ScholarWorks > HHS > OT > OJOT > Vol. 11 > Iss. 1 (2023)
Melanie Morriss Tkach, Ph.D., OTR/L, MSOT; Patricia Bowyer, Ed.D., MS, OTR, FAOTA, SFHEA; Marsha Neville, Ph.D., OT; Timothy J. Wolf, Ph.D., OTR/L, FAOTA, OTD; Gerald R. Goodman, Ph.D.
Background: Hospital readmissions remain prominent in health care. Functional, cognitive, and environmental factors predict hospital readmissions but may not be thoroughly measured or addressed prior to discharge.
Method: In this cross-sectional study, people hospitalized with chronic conditions completed measures of self-care function, functional cognition, occupational competence, and environmental impact. They also participated in a phone call or medical records review to identify hospital readmissions within 30 days of discharge. In a group session, occupational therapists who work in acute care completed acceptability, appropriateness, and feasibility measures for the standardized assessments administered to hospital participants.
Results: Occupational competence and functional cognition were significant predictors of hospital readmissions. Therapists rated the Activity Measure of Post-Acute Care (AM-PAC) as the most acceptable, appropriate, and feasible measure for acute care.
Conclusions: Occupational competence and functional cognition are predictors of hospital readmissions in people with chronic conditions. Occupational therapists in acute care should consider supplementing current evaluation practices with standardized measures of functional cognition and occupational competence to identify client needs objectively and initiate post-acute referrals that help clients discharge home successfully. Standardized measures, such as the AM-PAC may be feasible in acute care.

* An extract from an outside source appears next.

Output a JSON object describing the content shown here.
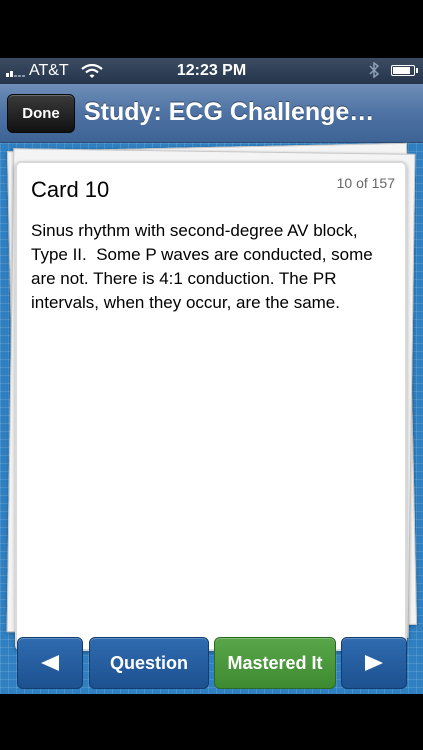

Further research on the efficacy of standardized measures in this setting is needed.
Tkach, M. M., Bowyer, P., Neville, M., Wolf, T. J., & Goodman, G. (2023). Predictors of Hospital Readmissions for People with Chronic Conditions. The Open Journal of Occupational Therapy, 11(1), 1-10. https://doi.org/10.15453/2168-6408.2045
This project was partially funded by the Jean A. Spencer Research Award at Texas Woman’s University. The authors report no conflicts of interest. The supporting source had no involvement or restrictions regarding publication.